WASHINGTON -- The ghost of failed grand bargains past emerged on Wednesday, only to be pushed back into the grave by lawmakers trying to negotiate an end to the government shutdown and avert a default.
As the four top lawmakers in Congress met with President Barack Obama at the White House, reports began filtering in that the sides would discuss some sort of larger deal to end the impasse -- one that resembled the negotiations that had started and stalled in 2011 and 2012. By the time those lawmakers emerged from the meeting 1 1/2 hours later, such a deal seemed far off.
House Speaker John Boehner (R-Ohio), first to the microphones outside the West Wing, declared that Obama "will not negotiate."
"We've got divided government: Democrats control the White House and the Senate. Republicans control the House," Boehner said. "We have sent four different proposals, but our Democrat colleagues in the Senate have rejected all of them."
It was a somber, depressing tone that led several reporters to wonder why it took 90 minutes to reach that conclusion. The answer, it seemed, was that Boehner had tried to explore the viability of a big deal rather than a short-term continuing resolution and a subsequent debt-limit hike. Those conversations did not go far.
"Boehner raised the idea" that House Budget Committee Chairman Paul Ryan (R-Wis.) "could forge a grand bargain," said a Democratic source familiar with the meeting, which staff was prohibited from attending. Other attendees scoffed, the source added, having "heard that song and dance too many times before."

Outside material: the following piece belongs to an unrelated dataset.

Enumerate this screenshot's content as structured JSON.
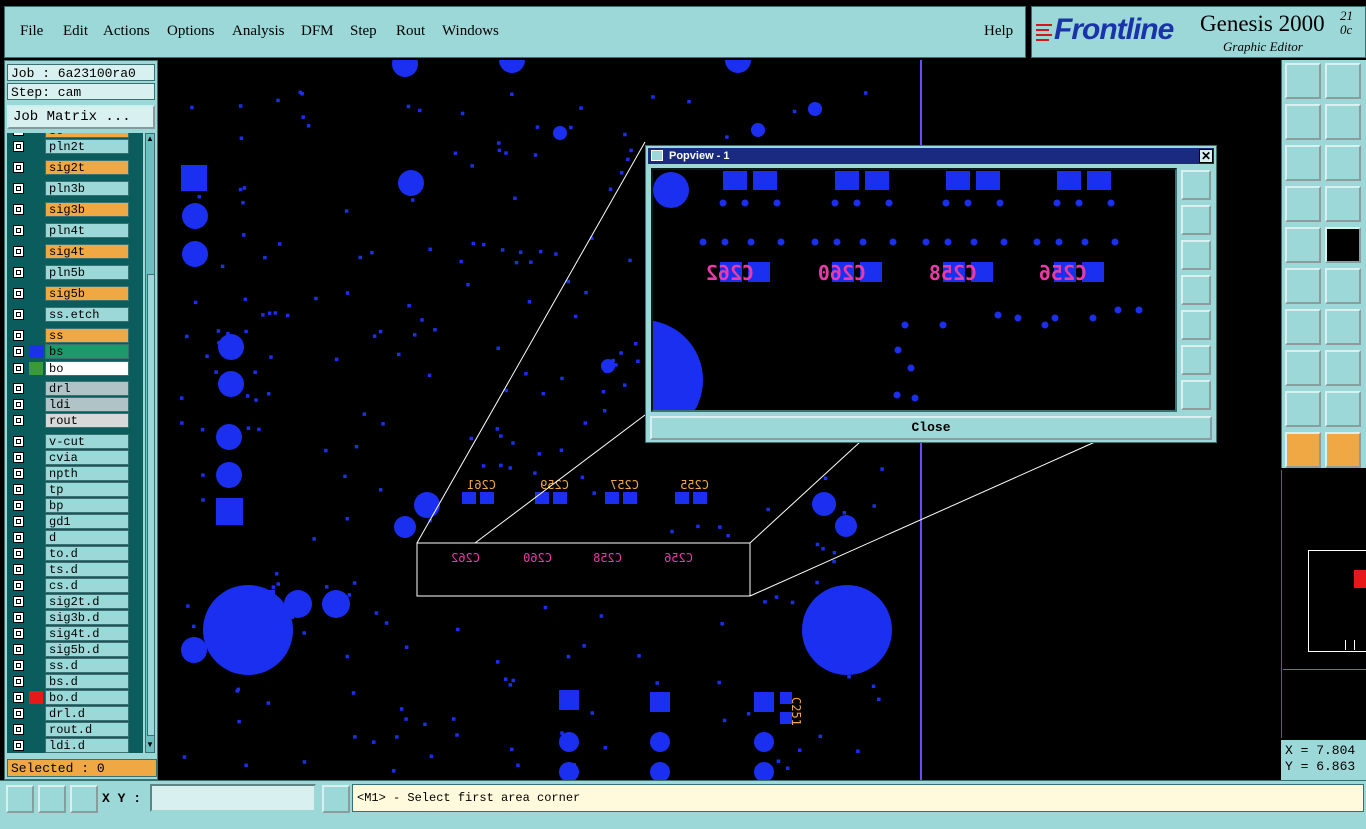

Brendan Buck, a spokesman for Boehner, told The Huffington Post, "What was said publicly summed it up."
A Republican source familiar with the meeting said there was a discussion of whether conferees from the House and Senate would be appointed to help craft a budget -– not a grand bargain -– with Boehner pushing for direct talks between Ryan and Senate Budget Committee Chairwoman Patty Murray (D-Wash.) That position is more than a little ironic. Murray moved Wednesday on the Senate floor to start a conference committee on the budget. Republicans objected, as they have 18 times before.
Whether a grand bargain is on the table, off the table, alive or dead on some floor in the West Wing is unclear. It may be that lawmakers will pursue the idea in private, even if they publicly dismiss its viability.
Republicans' appetite for a grand solution seemed greater than Democrats'. Two other Democratic sources familiar with the White House meeting independently noted Obama's firmness in the discussion, stressing that he would negotiate only outside the context of a debt limit or a government shutdown deal. In the past, the president has been the one in the room most willing to explore negotiations.
Obama's hardness may be because of the demands Republicans are floating. The list of items that would be pursued by the House GOP as part of any big deal would have few Democratic fans.
"Per sources, entitlement reforms, such as chained CPI, an elimination of the medical-device tax, and delays to parts of Obamacare are all on the table as trades for delaying aspects of sequestration and extending the debt limit," the National Review's Robert Costa reported.
"Items frequently mentioned for inclusion in such a compromise include means-testing Medicare, chained consumer price index, raising the retirement age and comprehensive tax reform. Many Republicans would find it hard to reject a package that rewrites the Tax Code, enacts some entitlement reform and repeals Obamacare’s medical device tax," reported Politico.
Notably quiet in this discussion was Senate Minority Leader Mitch McConnell (R-Ky.). He has been the one to pull a deal from the pits of defeat during past standoffs. But he faces a primary election challenge back home and has been notably absent from current talks. One of the Democratic sources said Vice President Joseph Biden sought McConnell out during Wednesday's meeting for reasons that weren't immediately clear.
Another of the sources said McConnell left without saying goodbye, leaving Reid to wonder where he had gone. But Don Stewart, McConnell's spokesman, was quick to shoot that down, and did so on the record.
"Unlike whatever aide slipped that to you," Stewart said, "I’ll go on the record with this: That’s not accurate."
With reporting By Ryan Grim